Records shown
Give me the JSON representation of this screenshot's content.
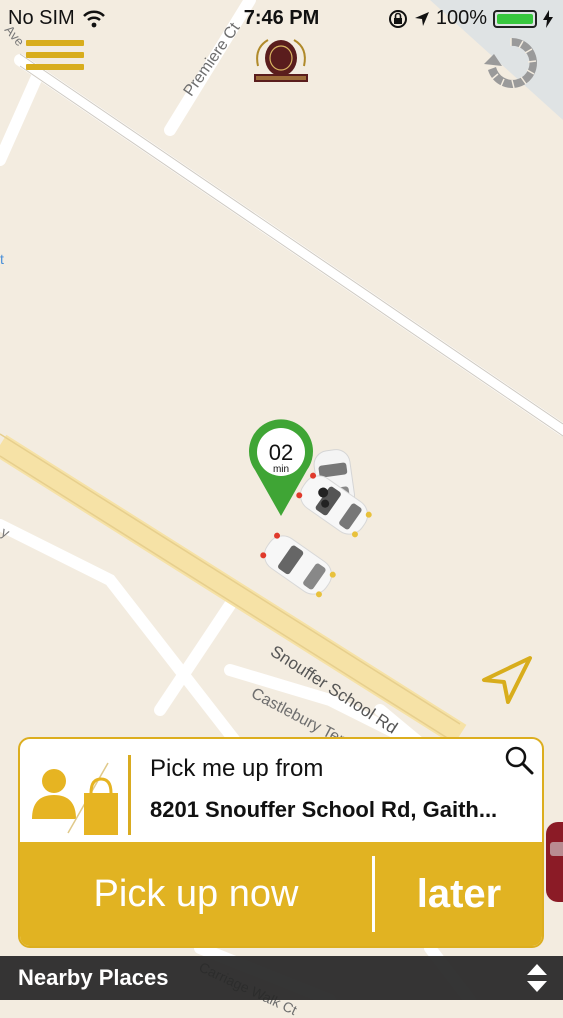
{
  "status_bar": {
    "carrier": "No SIM",
    "time": "7:46 PM",
    "battery": "100%"
  },
  "map": {
    "street_labels": [
      "Snouffer School Rd",
      "Castlebury Ter",
      "Premiere Ct",
      "Carriage Walk Ct"
    ],
    "eta_value": "02",
    "eta_unit": "min"
  },
  "pickup": {
    "title": "Pick me up from",
    "address": "8201 Snouffer School Rd, Gaith..."
  },
  "actions": {
    "now_label": "Pick up now",
    "later_label": "later"
  },
  "nearby": {
    "title": "Nearby Places"
  },
  "colors": {
    "accent": "#e1b322",
    "pin_green": "#3fa535",
    "map_bg": "#f3ece0"
  }
}
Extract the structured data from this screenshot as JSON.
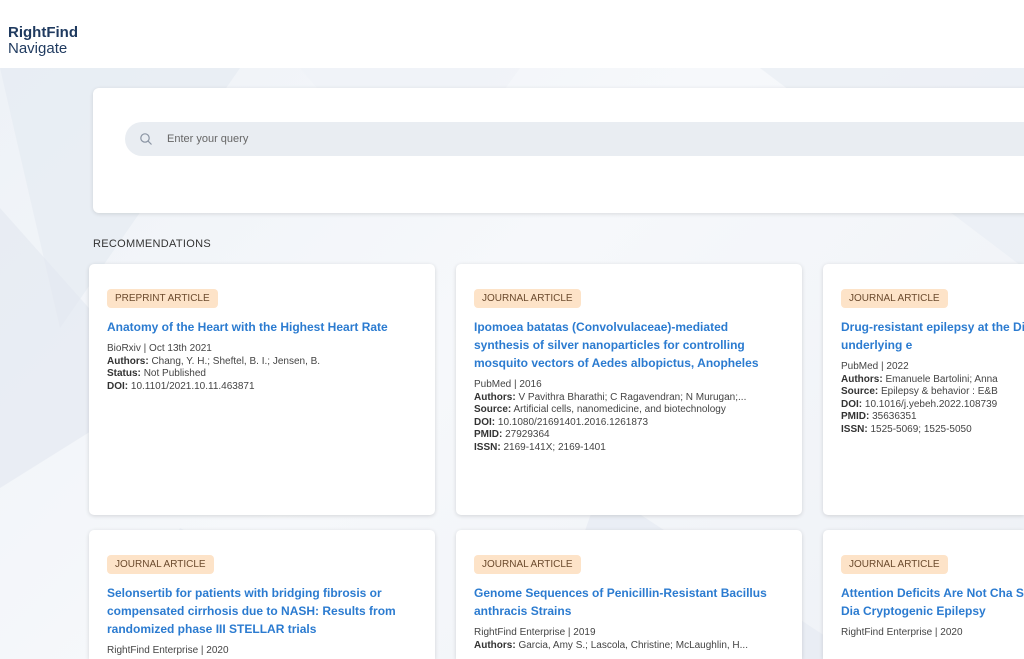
{
  "app": {
    "logo_line1": "RightFind",
    "logo_line2": "Navigate"
  },
  "search": {
    "placeholder": "Enter your query"
  },
  "recommendations": {
    "heading": "RECOMMENDATIONS",
    "cards": [
      {
        "badge": "PREPRINT ARTICLE",
        "title": "Anatomy of the Heart with the Highest Heart Rate",
        "source_line": "BioRxiv  |  Oct 13th 2021",
        "authors_label": "Authors:",
        "authors": "Chang, Y. H.; Sheftel, B. I.; Jensen, B.",
        "status_label": "Status:",
        "status": "Not Published",
        "doi_label": "DOI:",
        "doi": "10.1101/2021.10.11.463871"
      },
      {
        "badge": "JOURNAL ARTICLE",
        "title": "Ipomoea batatas (Convolvulaceae)-mediated synthesis of silver nanoparticles for controlling mosquito vectors of Aedes albopictus, Anopheles",
        "source_line": "PubMed  |  2016",
        "authors_label": "Authors:",
        "authors": "V Pavithra Bharathi; C Ragavendran; N Murugan;...",
        "source_label": "Source:",
        "source": "Artificial cells, nanomedicine, and biotechnology",
        "doi_label": "DOI:",
        "doi": "10.1080/21691401.2016.1261873",
        "pmid_label": "PMID:",
        "pmid": "27929364",
        "issn_label": "ISSN:",
        "issn": "2169-141X; 2169-1401"
      },
      {
        "badge": "JOURNAL ARTICLE",
        "title": "Drug-resistant epilepsy at the Disentangling the underlying e",
        "source_line": "PubMed  |  2022",
        "authors_label": "Authors:",
        "authors": "Emanuele Bartolini; Anna",
        "source_label": "Source:",
        "source": "Epilepsy & behavior : E&B",
        "doi_label": "DOI:",
        "doi": "10.1016/j.yebeh.2022.108739",
        "pmid_label": "PMID:",
        "pmid": "35636351",
        "issn_label": "ISSN:",
        "issn": "1525-5069; 1525-5050"
      },
      {
        "badge": "JOURNAL ARTICLE",
        "title": "Selonsertib for patients with bridging fibrosis or compensated cirrhosis due to NASH: Results from randomized phase III STELLAR trials",
        "source_line": "RightFind Enterprise  |  2020"
      },
      {
        "badge": "JOURNAL ARTICLE",
        "title": "Genome Sequences of Penicillin-Resistant Bacillus anthracis Strains",
        "source_line": "RightFind Enterprise  |  2019",
        "authors_label": "Authors:",
        "authors": "Garcia, Amy S.; Lascola, Christine; McLaughlin, H..."
      },
      {
        "badge": "JOURNAL ARTICLE",
        "title": "Attention Deficits Are Not Cha Schoolchildren with Newly Dia Cryptogenic Epilepsy",
        "source_line": "RightFind Enterprise  |  2020"
      }
    ]
  },
  "colors": {
    "accent": "#2b7bd0",
    "badge_bg": "#fde3c8",
    "brand": "#1f3a5f"
  }
}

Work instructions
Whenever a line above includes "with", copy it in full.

Task answer
        "title": "Anatomy of the Heart with the Highest Heart Rate",
        "title": "Selonsertib for patients with bridging fibrosis or compensated cirrhosis due to NASH: Results from randomized phase III STELLAR trials",
        "title": "Attention Deficits Are Not Cha Schoolchildren with Newly Dia Cryptogenic Epilepsy",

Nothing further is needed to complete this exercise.